— Excerpted data —
#####

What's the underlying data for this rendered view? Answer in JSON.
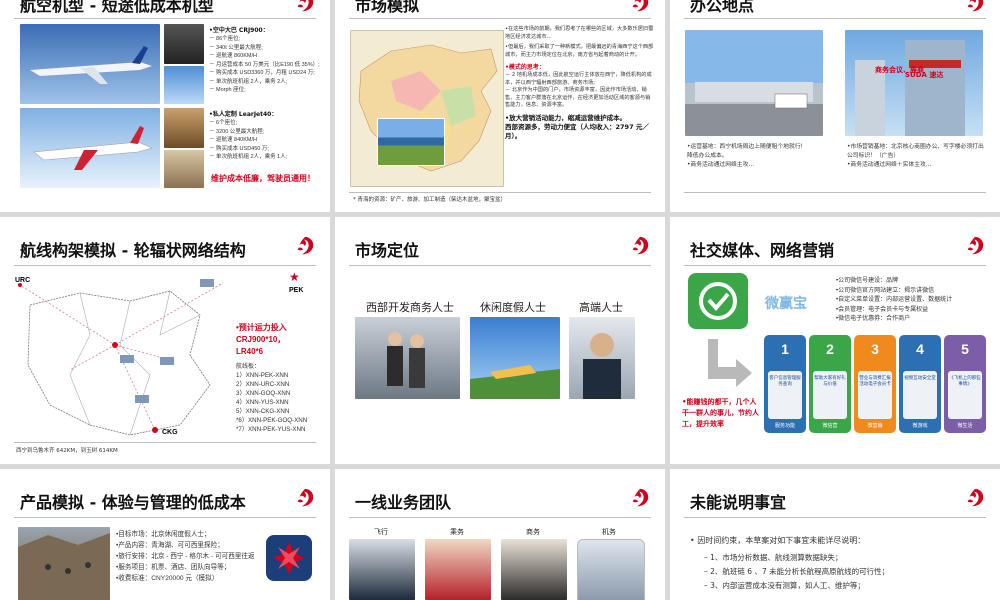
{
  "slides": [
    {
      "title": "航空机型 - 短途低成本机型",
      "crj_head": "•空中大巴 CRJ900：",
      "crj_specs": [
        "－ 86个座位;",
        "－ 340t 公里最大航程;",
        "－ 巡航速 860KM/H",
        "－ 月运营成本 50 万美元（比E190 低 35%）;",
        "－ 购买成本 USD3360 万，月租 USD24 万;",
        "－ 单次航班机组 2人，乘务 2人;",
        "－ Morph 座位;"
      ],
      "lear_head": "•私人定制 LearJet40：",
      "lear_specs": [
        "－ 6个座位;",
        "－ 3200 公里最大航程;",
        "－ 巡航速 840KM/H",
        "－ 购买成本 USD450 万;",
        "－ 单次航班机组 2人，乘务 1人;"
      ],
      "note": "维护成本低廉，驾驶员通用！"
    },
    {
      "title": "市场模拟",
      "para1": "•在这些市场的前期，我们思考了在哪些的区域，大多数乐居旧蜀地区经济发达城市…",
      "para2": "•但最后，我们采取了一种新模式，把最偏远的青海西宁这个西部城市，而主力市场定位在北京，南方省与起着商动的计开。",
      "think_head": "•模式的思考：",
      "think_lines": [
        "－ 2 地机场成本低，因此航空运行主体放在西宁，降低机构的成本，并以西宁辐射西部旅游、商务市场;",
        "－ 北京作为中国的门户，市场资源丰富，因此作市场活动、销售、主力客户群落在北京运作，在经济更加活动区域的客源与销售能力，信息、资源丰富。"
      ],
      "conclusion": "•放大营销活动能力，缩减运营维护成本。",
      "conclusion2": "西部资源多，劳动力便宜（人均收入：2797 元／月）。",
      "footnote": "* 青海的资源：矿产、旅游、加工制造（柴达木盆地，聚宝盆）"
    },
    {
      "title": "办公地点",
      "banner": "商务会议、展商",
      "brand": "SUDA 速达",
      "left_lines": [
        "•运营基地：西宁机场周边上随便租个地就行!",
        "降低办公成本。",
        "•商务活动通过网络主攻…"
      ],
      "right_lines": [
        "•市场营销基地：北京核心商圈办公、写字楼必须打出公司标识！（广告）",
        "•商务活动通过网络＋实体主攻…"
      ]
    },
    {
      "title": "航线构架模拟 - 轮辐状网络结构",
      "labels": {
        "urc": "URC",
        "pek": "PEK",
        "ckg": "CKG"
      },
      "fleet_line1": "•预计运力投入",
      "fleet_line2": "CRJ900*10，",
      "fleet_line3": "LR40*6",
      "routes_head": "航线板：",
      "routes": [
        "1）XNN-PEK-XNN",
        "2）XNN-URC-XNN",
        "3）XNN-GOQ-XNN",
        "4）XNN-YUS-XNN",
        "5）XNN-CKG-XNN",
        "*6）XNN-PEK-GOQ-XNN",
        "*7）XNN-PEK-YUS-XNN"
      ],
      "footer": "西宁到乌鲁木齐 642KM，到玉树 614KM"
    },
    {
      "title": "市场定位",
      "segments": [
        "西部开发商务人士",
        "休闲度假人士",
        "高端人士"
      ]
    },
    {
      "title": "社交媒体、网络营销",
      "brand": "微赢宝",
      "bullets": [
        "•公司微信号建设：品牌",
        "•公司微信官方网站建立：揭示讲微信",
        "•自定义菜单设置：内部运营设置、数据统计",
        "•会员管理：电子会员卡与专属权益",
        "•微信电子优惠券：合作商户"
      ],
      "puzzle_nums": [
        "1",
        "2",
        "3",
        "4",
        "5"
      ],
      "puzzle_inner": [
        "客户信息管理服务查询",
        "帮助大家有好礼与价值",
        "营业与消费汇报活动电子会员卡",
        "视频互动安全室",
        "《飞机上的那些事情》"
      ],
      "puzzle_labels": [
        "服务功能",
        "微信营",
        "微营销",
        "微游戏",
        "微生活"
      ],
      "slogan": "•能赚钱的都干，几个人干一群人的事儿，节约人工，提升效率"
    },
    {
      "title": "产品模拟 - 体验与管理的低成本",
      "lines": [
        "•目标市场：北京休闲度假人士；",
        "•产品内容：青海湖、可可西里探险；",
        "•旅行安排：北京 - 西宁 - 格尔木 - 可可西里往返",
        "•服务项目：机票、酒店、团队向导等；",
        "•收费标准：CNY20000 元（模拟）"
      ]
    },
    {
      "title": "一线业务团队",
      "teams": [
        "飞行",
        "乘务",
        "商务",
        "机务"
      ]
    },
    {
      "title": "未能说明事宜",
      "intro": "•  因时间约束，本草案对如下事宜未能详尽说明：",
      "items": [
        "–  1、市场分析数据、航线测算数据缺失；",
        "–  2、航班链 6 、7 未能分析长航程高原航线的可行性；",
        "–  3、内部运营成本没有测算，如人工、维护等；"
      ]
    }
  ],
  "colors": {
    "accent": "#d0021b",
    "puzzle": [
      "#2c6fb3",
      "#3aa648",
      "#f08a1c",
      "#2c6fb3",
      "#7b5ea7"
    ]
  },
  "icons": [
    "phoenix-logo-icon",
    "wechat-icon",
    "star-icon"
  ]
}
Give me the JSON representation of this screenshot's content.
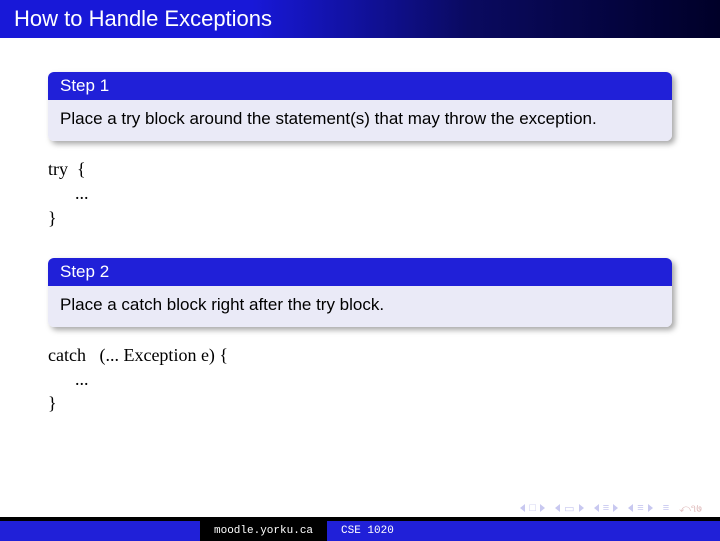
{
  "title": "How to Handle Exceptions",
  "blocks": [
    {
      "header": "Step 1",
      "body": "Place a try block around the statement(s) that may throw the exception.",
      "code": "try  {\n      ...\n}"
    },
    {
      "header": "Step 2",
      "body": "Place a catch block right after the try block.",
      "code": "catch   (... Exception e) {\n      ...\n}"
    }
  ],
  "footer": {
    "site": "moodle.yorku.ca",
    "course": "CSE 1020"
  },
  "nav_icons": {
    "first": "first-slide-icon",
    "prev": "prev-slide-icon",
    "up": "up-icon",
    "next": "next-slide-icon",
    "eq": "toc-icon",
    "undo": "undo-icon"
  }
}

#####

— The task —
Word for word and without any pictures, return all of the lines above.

— Completed task —
What's the underlying data for this rendered view? Answer in JSON.
{
  "slides": [
    {
      "title": "航空机型 - 短途低成本机型",
      "crj_head": "•空中大巴 CRJ900：",
      "crj_specs": [
        "－ 86个座位;",
        "－ 340t 公里最大航程;",
        "－ 巡航速 860KM/H",
        "－ 月运营成本 50 万美元（比E190 低 35%）;",
        "－ 购买成本 USD3360 万，月租 USD24 万;",
        "－ 单次航班机组 2人，乘务 2人;",
        "－ Morph 座位;"
      ],
      "lear_head": "•私人定制 LearJet40：",
      "lear_specs": [
        "－ 6个座位;",
        "－ 3200 公里最大航程;",
        "－ 巡航速 840KM/H",
        "－ 购买成本 USD450 万;",
        "－ 单次航班机组 2人，乘务 1人;"
      ],
      "note": "维护成本低廉，驾驶员通用！"
    },
    {
      "title": "市场模拟",
      "para1": "•在这些市场的前期，我们思考了在哪些的区域，大多数乐居旧蜀地区经济发达城市…",
      "para2": "•但最后，我们采取了一种新模式，把最偏远的青海西宁这个西部城市，而主力市场定位在北京，南方省与起着商动的计开。",
      "think_head": "•模式的思考：",
      "think_lines": [
        "－ 2 地机场成本低，因此航空运行主体放在西宁，降低机构的成本，并以西宁辐射西部旅游、商务市场;",
        "－ 北京作为中国的门户，市场资源丰富，因此作市场活动、销售、主力客户群落在北京运作，在经济更加活动区域的客源与销售能力，信息、资源丰富。"
      ],
      "conclusion": "•放大营销活动能力，缩减运营维护成本。",
      "conclusion2": "西部资源多，劳动力便宜（人均收入：2797 元／月）。",
      "footnote": "* 青海的资源：矿产、旅游、加工制造（柴达木盆地，聚宝盆）"
    },
    {
      "title": "办公地点",
      "banner": "商务会议、展商",
      "brand": "SUDA 速达",
      "left_lines": [
        "•运营基地：西宁机场周边上随便租个地就行!",
        "降低办公成本。",
        "•商务活动通过网络主攻…"
      ],
      "right_lines": [
        "•市场营销基地：北京核心商圈办公、写字楼必须打出公司标识！（广告）",
        "•商务活动通过网络＋实体主攻…"
      ]
    },
    {
      "title": "航线构架模拟 - 轮辐状网络结构",
      "labels": {
        "urc": "URC",
        "pek": "PEK",
        "ckg": "CKG"
      },
      "fleet_line1": "•预计运力投入",
      "fleet_line2": "CRJ900*10，",
      "fleet_line3": "LR40*6",
      "routes_head": "航线板：",
      "routes": [
        "1）XNN-PEK-XNN",
        "2）XNN-URC-XNN",
        "3）XNN-GOQ-XNN",
        "4）XNN-YUS-XNN",
        "5）XNN-CKG-XNN",
        "*6）XNN-PEK-GOQ-XNN",
        "*7）XNN-PEK-YUS-XNN"
      ],
      "footer": "西宁到乌鲁木齐 642KM，到玉树 614KM"
    },
    {
      "title": "市场定位",
      "segments": [
        "西部开发商务人士",
        "休闲度假人士",
        "高端人士"
      ]
    },
    {
      "title": "社交媒体、网络营销",
      "brand": "微赢宝",
      "bullets": [
        "•公司微信号建设：品牌",
        "•公司微信官方网站建立：揭示讲微信",
        "•自定义菜单设置：内部运营设置、数据统计",
        "•会员管理：电子会员卡与专属权益",
        "•微信电子优惠券：合作商户"
      ],
      "puzzle_nums": [
        "1",
        "2",
        "3",
        "4",
        "5"
      ],
      "puzzle_inner": [
        "客户信息管理服务查询",
        "帮助大家有好礼与价值",
        "营业与消费汇报活动电子会员卡",
        "视频互动安全室",
        "《飞机上的那些事情》"
      ],
      "puzzle_labels": [
        "服务功能",
        "微信营",
        "微营销",
        "微游戏",
        "微生活"
      ],
      "slogan": "•能赚钱的都干，几个人干一群人的事儿，节约人工，提升效率"
    },
    {
      "title": "产品模拟 - 体验与管理的低成本",
      "lines": [
        "•目标市场：北京休闲度假人士；",
        "•产品内容：青海湖、可可西里探险；",
        "•旅行安排：北京 - 西宁 - 格尔木 - 可可西里往返",
        "•服务项目：机票、酒店、团队向导等；",
        "•收费标准：CNY20000 元（模拟）"
      ]
    },
    {
      "title": "一线业务团队",
      "teams": [
        "飞行",
        "乘务",
        "商务",
        "机务"
      ]
    },
    {
      "title": "未能说明事宜",
      "intro": "•  因时间约束，本草案对如下事宜未能详尽说明：",
      "items": [
        "–  1、市场分析数据、航线测算数据缺失；",
        "–  2、航班链 6 、7 未能分析长航程高原航线的可行性；",
        "–  3、内部运营成本没有测算，如人工、维护等；"
      ]
    }
  ],
  "colors": {
    "accent": "#d0021b",
    "puzzle": [
      "#2c6fb3",
      "#3aa648",
      "#f08a1c",
      "#2c6fb3",
      "#7b5ea7"
    ]
  },
  "icons": [
    "phoenix-logo-icon",
    "wechat-icon",
    "star-icon"
  ]
}
Give me the JSON representation of this screenshot's content.
{
  "title": "How to Handle Exceptions",
  "blocks": [
    {
      "header": "Step 1",
      "body": "Place a try block around the statement(s) that may throw the exception.",
      "code": "try  {\n      ...\n}"
    },
    {
      "header": "Step 2",
      "body": "Place a catch block right after the try block.",
      "code": "catch   (... Exception e) {\n      ...\n}"
    }
  ],
  "footer": {
    "site": "moodle.yorku.ca",
    "course": "CSE 1020"
  },
  "nav_icons": {
    "first": "first-slide-icon",
    "prev": "prev-slide-icon",
    "up": "up-icon",
    "next": "next-slide-icon",
    "eq": "toc-icon",
    "undo": "undo-icon"
  }
}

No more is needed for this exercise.